For usernames, etc., you usually see like ユーザ名 or something similar. Or like on my Skype, it says Skype名. How is the 名 pronounced in these situations? I've never been able to conclusively find this anywhere. My instinct tells me it's because these seem like compounds nouns (like 星空【ほしぞら】, etc.) that use kun-yomi.

  • 3
    I have seen this mysterious single-word sentence “Topic.” at the beginning of some of your questions. What does it mean? Nov 11 '11 at 3:34
  • It means the main question I want to ask is in the title itself, so I don't want to repeat it in the body of the post (even though I did in this one anyway. Oops).
    – istrasci
    Nov 11 '11 at 3:36
  • I see, but I think that you can omit it and it will make the question easier to read. Nov 11 '11 at 3:37
  • Yeah, I guess really you'd only use it if you had nothing else to add in the body.
    – istrasci
    Nov 11 '11 at 3:40
  • 1
    It's interesting though how in Japanese you don't have to verbalise while reading kanji. E.g., in 「Skype名」 you just see ‘name’—no need to think how exactly to pronounce 名 (unless you have to say it out loud). I think it's cool—you quicker get to the meaning, skipping unnecessary reading. On the other hand, it's probably since I'm just a beginner and don't know how to pronounce things. =) I'm curious whether native speakers usually verbalise written kanji or not… Although I guess it's not easy to find out. Nov 19 '11 at 17:30

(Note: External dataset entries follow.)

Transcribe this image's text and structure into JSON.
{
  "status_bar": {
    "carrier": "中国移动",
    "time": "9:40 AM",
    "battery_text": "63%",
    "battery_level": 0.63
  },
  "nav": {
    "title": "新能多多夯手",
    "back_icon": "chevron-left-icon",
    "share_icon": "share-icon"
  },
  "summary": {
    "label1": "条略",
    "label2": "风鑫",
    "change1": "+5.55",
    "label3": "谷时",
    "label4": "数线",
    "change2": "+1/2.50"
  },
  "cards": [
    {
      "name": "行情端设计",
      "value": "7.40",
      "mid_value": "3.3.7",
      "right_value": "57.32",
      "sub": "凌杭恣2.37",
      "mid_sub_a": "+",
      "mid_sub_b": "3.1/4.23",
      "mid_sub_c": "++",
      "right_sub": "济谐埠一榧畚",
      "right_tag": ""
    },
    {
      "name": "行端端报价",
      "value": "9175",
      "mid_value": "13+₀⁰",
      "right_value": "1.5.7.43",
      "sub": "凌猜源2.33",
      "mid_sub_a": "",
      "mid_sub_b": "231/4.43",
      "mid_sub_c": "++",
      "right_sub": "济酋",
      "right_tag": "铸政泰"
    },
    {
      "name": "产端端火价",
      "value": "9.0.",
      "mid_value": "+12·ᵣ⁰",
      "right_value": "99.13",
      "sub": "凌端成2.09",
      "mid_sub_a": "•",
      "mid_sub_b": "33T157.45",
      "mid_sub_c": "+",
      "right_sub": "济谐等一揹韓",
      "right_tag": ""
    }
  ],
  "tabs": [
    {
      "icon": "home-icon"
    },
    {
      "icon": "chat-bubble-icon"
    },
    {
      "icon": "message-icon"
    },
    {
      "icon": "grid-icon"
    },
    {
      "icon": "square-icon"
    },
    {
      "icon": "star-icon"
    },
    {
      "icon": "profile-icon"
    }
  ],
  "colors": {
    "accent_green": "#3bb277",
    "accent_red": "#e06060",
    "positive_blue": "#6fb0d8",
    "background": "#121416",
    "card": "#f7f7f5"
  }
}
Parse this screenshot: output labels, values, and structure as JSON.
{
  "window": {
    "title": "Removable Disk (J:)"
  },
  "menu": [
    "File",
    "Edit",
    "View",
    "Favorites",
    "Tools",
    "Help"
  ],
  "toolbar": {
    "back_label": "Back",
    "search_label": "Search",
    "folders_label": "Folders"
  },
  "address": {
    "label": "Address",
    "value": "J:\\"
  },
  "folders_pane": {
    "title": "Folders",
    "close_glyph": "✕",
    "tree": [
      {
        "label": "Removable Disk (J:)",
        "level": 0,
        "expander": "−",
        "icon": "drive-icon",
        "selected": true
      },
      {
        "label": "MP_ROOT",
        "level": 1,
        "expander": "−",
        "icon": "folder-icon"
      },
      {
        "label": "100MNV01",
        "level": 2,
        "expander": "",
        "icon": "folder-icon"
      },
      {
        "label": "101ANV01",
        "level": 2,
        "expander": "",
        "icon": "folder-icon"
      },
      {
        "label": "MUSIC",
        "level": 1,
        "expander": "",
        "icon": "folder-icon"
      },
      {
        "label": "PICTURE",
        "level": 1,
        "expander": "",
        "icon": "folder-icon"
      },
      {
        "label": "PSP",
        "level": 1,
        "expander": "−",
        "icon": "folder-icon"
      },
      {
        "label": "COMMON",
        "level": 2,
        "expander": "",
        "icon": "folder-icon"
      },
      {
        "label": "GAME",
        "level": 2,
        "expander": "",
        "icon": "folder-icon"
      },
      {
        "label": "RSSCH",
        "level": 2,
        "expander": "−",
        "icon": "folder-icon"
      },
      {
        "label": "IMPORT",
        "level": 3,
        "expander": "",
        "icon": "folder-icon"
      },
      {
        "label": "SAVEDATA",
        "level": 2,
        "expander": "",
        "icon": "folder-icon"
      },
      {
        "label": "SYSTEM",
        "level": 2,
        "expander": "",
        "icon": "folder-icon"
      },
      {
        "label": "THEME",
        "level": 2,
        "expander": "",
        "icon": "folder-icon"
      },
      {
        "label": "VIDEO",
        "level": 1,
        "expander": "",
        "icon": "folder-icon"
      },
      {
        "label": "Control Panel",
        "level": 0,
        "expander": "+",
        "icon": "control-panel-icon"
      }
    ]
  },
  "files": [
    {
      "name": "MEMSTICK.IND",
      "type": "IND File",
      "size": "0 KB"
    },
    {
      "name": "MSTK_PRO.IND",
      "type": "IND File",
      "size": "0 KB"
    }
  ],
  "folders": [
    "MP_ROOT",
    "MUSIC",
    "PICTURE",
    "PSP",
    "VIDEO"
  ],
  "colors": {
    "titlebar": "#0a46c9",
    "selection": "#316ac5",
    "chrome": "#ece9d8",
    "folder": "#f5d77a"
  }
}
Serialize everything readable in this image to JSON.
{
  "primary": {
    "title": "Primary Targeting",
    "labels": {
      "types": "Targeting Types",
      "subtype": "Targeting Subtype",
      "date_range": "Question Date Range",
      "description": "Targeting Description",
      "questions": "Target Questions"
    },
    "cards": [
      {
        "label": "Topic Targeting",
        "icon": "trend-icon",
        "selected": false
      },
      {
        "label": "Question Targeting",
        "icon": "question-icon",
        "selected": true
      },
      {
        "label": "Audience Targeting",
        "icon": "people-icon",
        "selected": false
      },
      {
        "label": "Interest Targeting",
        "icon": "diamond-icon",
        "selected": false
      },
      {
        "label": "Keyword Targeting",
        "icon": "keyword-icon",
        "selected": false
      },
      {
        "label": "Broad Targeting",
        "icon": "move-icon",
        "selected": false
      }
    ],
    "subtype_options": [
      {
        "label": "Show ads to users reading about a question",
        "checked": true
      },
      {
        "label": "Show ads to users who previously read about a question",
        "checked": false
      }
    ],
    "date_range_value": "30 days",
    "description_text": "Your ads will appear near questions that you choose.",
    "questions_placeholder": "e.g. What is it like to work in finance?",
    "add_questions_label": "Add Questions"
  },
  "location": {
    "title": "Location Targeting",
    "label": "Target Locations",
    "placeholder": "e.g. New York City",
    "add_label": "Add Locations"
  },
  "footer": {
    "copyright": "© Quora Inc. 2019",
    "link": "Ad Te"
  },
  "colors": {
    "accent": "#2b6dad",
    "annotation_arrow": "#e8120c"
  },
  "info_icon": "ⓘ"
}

It is read as めい. “ユーザ名” is read as ユーザめい, “Skype 名” is スカイプめい.

I do not know the reason for that, but if I make a guess, this may be because gairaigo in a compound word is treated in a similar way to Sino-Japanese words.

  • 1
    Yes, here is the example itself in this article (however much trust one assigns to Wikipedia).
    – istrasci
    Nov 11 '11 at 3:31
  • 3
    After thinking about it a little bit, reading “Skype 名” as スカイプな seems cooler than スカイプめい (probably because I am too sleepy now). Nov 11 '11 at 4:36

Your Answer

By clicking “Post Your Answer”, you agree to our terms of service, privacy policy and cookie policy

Not the answer you're looking for? Browse other questions tagged or ask your own question.